Paul, in a fit of what he calls madness, proves his point yet further. It is foolishness, because Paul speaks like a madman in answering the fools according to their folly (Proverbs 26:5). If they have any ground for boasting in the flesh, Paul has more. These false apostles love the position of high honor, but do not suffer for it. They seek the rewards of speaking on behalf of God without recognizing the cross that must go with it (Matthew 23:1-12). Paul suffered much for the sake of the Gospel, a cross laid upon him by the Lord (Acts 9:16). These are not generic trials, as if one could apply them to any situation. Many of those who preach the Word have not suffered as Paul suffered for the Gospel. The crosses that the Lord sends to discipline his people are not the same, nor should we magnify them into meaninglessness.

However, the ultimate point that Paul makes is one that applies across the board. Whatever the cross may be, if we boast, let us boast of our weakness, for the Lord declares that “My grace is sufficient for you, for my power is made perfect in weakness” (2 Corinthians 12:9). Our actual weaknesses, not our imagined ones or our sins, testify to the mercy and the grace of the Lord. We are “jars of clay” bearing the treasure of the Word (2 Corinthians 4:7). Those who bear this office “have this ministry by the mercy of God” (2 Corinthians 4:1). “Not to us, O Lord, not to us, but to Your name give glory, for the sake of Your steadfast love and Your faithfulness!” (Psalm 115:1).

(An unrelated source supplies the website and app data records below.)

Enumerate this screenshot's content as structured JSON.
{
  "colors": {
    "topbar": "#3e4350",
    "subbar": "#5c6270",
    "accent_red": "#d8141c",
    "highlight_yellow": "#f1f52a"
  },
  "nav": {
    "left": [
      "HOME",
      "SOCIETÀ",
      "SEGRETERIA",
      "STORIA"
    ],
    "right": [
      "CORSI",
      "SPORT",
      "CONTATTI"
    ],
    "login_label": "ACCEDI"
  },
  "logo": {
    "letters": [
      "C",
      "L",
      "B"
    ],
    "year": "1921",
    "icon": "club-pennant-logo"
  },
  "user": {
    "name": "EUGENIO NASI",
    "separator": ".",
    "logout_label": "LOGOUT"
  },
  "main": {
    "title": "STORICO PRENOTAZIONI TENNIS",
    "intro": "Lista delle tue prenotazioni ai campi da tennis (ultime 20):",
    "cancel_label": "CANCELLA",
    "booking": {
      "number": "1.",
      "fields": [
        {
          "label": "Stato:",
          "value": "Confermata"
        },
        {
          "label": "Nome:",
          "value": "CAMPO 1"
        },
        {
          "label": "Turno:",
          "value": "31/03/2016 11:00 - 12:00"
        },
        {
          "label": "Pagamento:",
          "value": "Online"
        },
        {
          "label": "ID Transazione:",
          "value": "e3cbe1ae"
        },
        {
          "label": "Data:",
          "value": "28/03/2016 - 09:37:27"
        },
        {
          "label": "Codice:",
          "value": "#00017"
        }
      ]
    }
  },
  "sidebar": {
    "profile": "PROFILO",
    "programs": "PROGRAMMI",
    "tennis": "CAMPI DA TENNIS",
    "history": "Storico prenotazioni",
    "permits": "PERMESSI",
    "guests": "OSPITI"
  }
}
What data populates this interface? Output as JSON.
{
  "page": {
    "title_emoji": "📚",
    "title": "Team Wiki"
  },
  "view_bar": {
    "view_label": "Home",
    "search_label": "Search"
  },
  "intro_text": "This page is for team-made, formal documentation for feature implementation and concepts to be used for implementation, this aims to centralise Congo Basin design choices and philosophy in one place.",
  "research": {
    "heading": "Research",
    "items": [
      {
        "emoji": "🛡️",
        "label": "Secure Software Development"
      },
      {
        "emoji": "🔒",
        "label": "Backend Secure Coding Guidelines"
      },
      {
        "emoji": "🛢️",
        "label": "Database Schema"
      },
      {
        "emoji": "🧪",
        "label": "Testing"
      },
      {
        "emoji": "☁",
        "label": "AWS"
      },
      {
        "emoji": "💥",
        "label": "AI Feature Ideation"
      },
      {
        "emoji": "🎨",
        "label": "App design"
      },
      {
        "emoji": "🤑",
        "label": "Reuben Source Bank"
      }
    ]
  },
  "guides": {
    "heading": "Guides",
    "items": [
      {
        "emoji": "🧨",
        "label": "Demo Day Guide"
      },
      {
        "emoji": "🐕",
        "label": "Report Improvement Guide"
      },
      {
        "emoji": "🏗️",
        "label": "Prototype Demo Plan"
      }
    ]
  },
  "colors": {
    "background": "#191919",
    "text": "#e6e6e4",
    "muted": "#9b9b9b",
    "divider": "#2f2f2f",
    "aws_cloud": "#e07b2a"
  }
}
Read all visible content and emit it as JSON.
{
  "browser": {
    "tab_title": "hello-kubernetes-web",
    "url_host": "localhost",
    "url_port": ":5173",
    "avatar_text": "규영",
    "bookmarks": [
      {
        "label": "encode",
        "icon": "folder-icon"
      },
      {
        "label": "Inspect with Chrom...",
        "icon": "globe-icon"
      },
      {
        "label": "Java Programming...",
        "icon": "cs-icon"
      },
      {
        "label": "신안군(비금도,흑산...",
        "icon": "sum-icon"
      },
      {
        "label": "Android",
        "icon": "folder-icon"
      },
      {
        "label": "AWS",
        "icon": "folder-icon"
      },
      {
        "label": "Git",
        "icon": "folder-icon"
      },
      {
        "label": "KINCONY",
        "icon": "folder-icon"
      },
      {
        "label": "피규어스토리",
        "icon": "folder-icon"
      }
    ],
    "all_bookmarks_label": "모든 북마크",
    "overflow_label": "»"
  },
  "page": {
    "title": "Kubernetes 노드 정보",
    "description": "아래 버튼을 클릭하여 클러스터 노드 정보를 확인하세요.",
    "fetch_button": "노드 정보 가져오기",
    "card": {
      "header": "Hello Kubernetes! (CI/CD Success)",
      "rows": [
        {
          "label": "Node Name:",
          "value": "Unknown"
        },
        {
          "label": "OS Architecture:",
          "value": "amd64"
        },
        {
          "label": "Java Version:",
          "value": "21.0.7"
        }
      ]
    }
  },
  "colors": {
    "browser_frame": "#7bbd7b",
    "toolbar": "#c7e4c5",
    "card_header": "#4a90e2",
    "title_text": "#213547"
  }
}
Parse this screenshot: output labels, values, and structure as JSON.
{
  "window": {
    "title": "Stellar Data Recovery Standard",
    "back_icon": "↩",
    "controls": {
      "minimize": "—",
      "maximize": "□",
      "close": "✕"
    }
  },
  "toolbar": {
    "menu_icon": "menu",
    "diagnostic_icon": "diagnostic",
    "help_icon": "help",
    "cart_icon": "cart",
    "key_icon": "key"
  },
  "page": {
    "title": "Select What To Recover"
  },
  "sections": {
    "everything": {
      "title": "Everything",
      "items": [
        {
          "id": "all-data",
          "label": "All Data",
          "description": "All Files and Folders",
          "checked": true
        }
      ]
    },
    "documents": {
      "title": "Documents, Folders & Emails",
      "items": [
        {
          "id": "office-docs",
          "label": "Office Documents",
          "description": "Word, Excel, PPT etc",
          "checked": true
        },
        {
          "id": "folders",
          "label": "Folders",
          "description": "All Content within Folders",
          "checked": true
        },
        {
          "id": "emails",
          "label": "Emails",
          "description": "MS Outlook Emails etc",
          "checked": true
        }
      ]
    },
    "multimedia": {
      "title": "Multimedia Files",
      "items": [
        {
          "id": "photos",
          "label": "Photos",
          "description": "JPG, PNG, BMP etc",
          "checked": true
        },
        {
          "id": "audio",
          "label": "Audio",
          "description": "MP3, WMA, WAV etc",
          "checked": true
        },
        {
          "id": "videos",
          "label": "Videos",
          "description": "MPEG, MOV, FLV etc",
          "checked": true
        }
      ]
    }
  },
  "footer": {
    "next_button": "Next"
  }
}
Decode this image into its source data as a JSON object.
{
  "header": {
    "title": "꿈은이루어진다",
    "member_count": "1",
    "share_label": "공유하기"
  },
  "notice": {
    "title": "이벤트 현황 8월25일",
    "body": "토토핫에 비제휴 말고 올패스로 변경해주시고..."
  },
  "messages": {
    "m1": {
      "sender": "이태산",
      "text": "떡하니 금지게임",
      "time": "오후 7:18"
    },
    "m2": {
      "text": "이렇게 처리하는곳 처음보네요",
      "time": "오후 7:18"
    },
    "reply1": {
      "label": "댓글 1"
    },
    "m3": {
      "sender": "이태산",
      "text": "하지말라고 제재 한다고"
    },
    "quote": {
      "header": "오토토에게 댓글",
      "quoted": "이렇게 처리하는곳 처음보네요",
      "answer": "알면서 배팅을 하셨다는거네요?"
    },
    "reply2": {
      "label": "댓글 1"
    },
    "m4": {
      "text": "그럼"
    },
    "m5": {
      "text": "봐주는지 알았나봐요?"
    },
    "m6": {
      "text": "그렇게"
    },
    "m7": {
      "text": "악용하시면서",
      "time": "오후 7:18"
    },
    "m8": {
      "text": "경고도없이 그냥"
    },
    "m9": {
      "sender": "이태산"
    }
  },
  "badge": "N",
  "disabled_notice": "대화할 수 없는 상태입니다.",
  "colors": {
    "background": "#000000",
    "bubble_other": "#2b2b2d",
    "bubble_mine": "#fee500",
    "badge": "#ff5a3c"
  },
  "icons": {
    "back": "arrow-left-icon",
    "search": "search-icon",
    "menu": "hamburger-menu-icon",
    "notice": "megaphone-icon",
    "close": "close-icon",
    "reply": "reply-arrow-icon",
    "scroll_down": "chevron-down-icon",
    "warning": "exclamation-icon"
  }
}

As a final note, Paul’s motivation for such foolish boasting to show his own weakness stems from a “divine jealousy” for the Corinthians (2 Corinthians 11:2). From fear that they were being led astray like Eve was deceived by the serpent, Paul speaks against those who were leading them away from their first love. “As the truth of Christ is in me, this boasting of mine will not be silenced in the regions of Achaia. And why? Because I do not love you? God knows I do!” (2 Corinthians 11:10-11). The false teacher does not seek to build up the flock, but rather to exploit it. “For such persons do not serve our Lord Christ, but their own appetites, and by smooth talk and flattery they deceive the hearts of the naive” (Romans 16:18). Do we as pastors seek to instruct those entrusted to us as a father with his children, or out of a desire to appear orthodox? Is our jealousy divine or fleshly? Let us not compromise the Gospel out of a desire to seem fatherly, to be sure, but let us remember that we are called to be spiritual fathers. Those commended to our care for a time are not our enemies, but sinners for whom Christ died.